Cate Dyer '05 (Sociology)
2015 Distinguished Service Award Recipient
Published by Sacramento State's Office of Public Affairs
Efficiency and breakthroughs in healthcare don’t often go hand in hand. Cate Dyer ’05 (Sociology) set out to change that.
Her company, StemExpress, supplies human blood, tissue products, cells and other clinical specimens to biomedical researchers around the world. Since it launched in 2010, it’s blossomed into a multi-million dollar company, based in a beautiful, 19,000 square-foot building in downtown Placerville.
As a student at Santa Barbara City College, Dyer worked on a transplant procurement team at Santa Barbara Cottage Hospital and throughout her four years at Sac State, she worked for a tissue procurement company, all the while planning on attending medical school. But when she saw inefficiencies and flaws in the transplant/procurement industry, she began thinking about how she could make a difference.
“I really liked the research side of the medical field, but I also liked patient care. I knew that I wanted to do something in both areas, but I didn’t know how that was going to blend,” says Dyer, a recipient of the Distinguished Service Award from the Sac State Alumni Association. “I think that’s what ultimately pulled me away from being a physician. I knew that if I just focused on patient care, I would be overlooking this whole area of research that I felt really passionate about.”
Dyer earned her degree in sociology, initially thinking it would set her up for success as a doctor. In fact, studying society and human behavior prepared her for life as a hands-on CEO.
“I think sociology really helped me understand people,” says Dyer, who oversees a rapidly growing staff of more than 20. “I’ve got people on staff that are age 65 and as young as 22 and that’s a huge gap. You have to know what are pressure points, and what are positive points, for different people.”
StemExpress’ revenue grew by a whopping 1,315 percent from 2011 to 2014, ranking no. 363 on the Inc. 500 list of fastest growing private companies in the U.S. How did it happen? Pharmaceutical companies, hospitals and researchers have come to rely on StemExpress, which offers the largest variety of raw material in the industry, according to Dyer. A few companies rent out space in the Placerville facility to conduct research on site and Dyer plans to invest in planes to speed up the delivery process for potentially life-saving material to clients all over the country.
“I want to accelerate the process for research and hospitals,” Dyer says. “If we had the cure for cancer today, it would take eight to10 years for it to get to hospitals. Six years of that is sourcing samples for research and trials. When I saw that, I knew we could make a difference in that area.”
Dyer has hired several Sac State graduates and is hoping to open a space on campus where students can donate blood and tissue and learn more about StemExpress’ mission.
Dyer says one of her biggest inspirations is her sister, Charlotte Ivancic.
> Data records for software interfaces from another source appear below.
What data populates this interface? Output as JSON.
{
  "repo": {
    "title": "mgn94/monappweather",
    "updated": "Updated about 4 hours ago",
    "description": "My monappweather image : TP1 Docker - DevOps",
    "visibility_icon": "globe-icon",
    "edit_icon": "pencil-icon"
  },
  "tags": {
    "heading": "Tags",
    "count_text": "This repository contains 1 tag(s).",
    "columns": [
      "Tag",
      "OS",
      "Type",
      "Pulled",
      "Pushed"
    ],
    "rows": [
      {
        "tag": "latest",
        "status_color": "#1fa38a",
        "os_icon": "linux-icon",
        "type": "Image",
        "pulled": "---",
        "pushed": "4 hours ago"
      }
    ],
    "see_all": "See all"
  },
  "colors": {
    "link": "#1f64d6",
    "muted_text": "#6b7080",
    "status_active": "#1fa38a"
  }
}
She too had aspirations of being doctor, but took a detour and is now an esteemed healthcare law expert.
As StemExpress grows, so does Dyer’s daily agenda. She’s fielded offers and inquiries about going public with the company, but for now, Dyer is living her dream and making a difference in the healthcare industry.
“I have so much that I think the company is going to do over the next three to five years that I don’t want to get diluted with spreadsheets of projections all day long,” she says. “I’d rather just roll my sleeves up and do it.”